Special Adviser, John Fenner, reports on Shoreditch Citizens
What an exhilarating evening! On 13 June 2012, Shoreditch Citizens, funded by the Mayor’s Fund for London in partnership with Barclays, held an Assembly at St Luke’s in Old Street to mark its birthday. Attended by some 170 local residents, the event celebrated the achievements of the group during the past 12 months. Established as a grass roots organisation it has already taken major steps to improve conditions for many.
We were welcomed by a musical performance from three members of the Alevi Cultural Centre in Hackney. Soul searching plaintive melodies filled the auditorium, reflecting the open spaces of Turkey from where this religious, spiritual movement sprang. Three hours later the proceedings were closed by a vibrant gospel choir, the two offerings emphasising the diverse range of beliefs represented in the audience.

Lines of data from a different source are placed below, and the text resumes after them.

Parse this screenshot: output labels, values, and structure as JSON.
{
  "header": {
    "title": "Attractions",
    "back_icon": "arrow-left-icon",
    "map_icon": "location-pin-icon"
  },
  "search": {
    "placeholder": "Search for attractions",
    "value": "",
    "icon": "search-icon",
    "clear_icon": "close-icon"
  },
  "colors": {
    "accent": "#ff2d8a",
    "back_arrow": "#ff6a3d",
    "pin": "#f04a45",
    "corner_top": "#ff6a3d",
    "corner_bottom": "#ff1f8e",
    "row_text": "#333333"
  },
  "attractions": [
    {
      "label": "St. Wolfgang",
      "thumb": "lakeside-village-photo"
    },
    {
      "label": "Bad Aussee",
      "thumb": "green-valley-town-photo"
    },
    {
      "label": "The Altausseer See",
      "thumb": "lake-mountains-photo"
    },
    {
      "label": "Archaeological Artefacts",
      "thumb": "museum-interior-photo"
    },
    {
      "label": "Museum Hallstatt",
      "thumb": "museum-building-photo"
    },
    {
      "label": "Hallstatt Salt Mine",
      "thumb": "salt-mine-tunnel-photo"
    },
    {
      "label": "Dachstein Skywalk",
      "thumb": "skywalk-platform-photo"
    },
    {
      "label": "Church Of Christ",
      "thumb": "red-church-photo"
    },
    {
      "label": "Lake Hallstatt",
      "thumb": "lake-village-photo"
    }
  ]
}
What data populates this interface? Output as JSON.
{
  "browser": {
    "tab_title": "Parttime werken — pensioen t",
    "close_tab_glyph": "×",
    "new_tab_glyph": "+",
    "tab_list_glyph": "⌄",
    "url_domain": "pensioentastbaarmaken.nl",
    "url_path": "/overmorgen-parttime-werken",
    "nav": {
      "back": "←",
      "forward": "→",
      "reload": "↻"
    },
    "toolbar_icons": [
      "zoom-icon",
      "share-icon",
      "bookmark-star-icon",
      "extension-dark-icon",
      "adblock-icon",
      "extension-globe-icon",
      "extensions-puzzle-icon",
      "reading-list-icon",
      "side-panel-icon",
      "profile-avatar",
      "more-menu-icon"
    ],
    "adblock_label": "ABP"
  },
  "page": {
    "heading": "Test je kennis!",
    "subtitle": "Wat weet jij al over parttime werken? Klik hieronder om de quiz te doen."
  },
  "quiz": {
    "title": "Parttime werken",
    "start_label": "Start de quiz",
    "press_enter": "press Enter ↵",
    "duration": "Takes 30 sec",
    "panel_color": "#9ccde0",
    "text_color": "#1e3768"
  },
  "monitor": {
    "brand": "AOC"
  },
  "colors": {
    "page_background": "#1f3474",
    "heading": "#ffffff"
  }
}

Shoreditch Citizens looked back on -
Hackney Homes have spent £1m on curing black mould and damp in four estate blocks in Hackney. Hackney Homes have now committed to invest a further £1m (approx) to cover additional similar works. On the evening the Hackney Homes team were celebrated for their commitment to address this issue.
The campaign to persuade employers to pay the “Living Wage” – £8.30 per hour (2011) – as against the “Minimum Wage” – £6.70 per hour – has put more than £100m extra in the pockets of working people, lifting 10,000 families out of poverty. In the three Shoreditch boroughs the impact has already been felt. 2,500 workers for Islington Council; 25 staff at Bethnal Green Academy; 300 City and Islington staff are now paid Living Wages following help, support and encouragement from Shoreditch/London Citizens. Slaughter and May received an award for their continuing support of the London Living Wage. Shoreditch is also home to the first accredited Living Wage pub, the Joiners Arms.
Education Training and Work Experience
Young leaders from Shoreditch citizens have won an agreement from a consortium including Islington Council and City Islington College, and other schools and colleges in Islington for a bursary scheme to support students without adequate means to continue their studies following the withdrawal of the EMA Grant.
Further, as part of this programme, 120 young people have been helped to secured jobs in the Living Wage Olympic jobs.
Young leaders from secondary schools, including Central Foundation Boys’ School in Islington, Bridge Academy in Hackney and Bethnal Green Academy (BGA) in Tower Hamlets and supported by City Year (another Mayor’s Fund project) have been spearheading a campaign to make the streets safe. In Bethnal Green, a campaign led by young people has resulted in street crime around Bethnal Green Academy being reduced by 84%. Along the Hackney Rd, Local shopkeepers now offer safe haven to young people being chased by gangs or otherwise facing fear out in the open. At the assembly senior officers from each borough committed to help these young leaders turn their areas into City Safe Zones by October 2012.
During the event citizens spoke movingly of their hardship and the opportunities created by this new body. Of particular note were the comments from two young women, who, despite excellent qualifications, could not find jobs, and pleaded for more effort to introduce work to the unemployed.
I was struck by the clarity of all the presentations and the articulate expression, not merely of past achievements, but of future needs. Certificates were given to many outside organisations that had been particularly encouraging, including the Mayor’s Fund. Chris Robinson received that Award on behalf of the Fund.
All of this represents an outstanding progress. Experiencing the confidence and vigour of the Assembly, as well as the efficiency of the proceedings, I have no doubt that Shoreditch Citizens are only just beginning the journey to transform conditions and lives.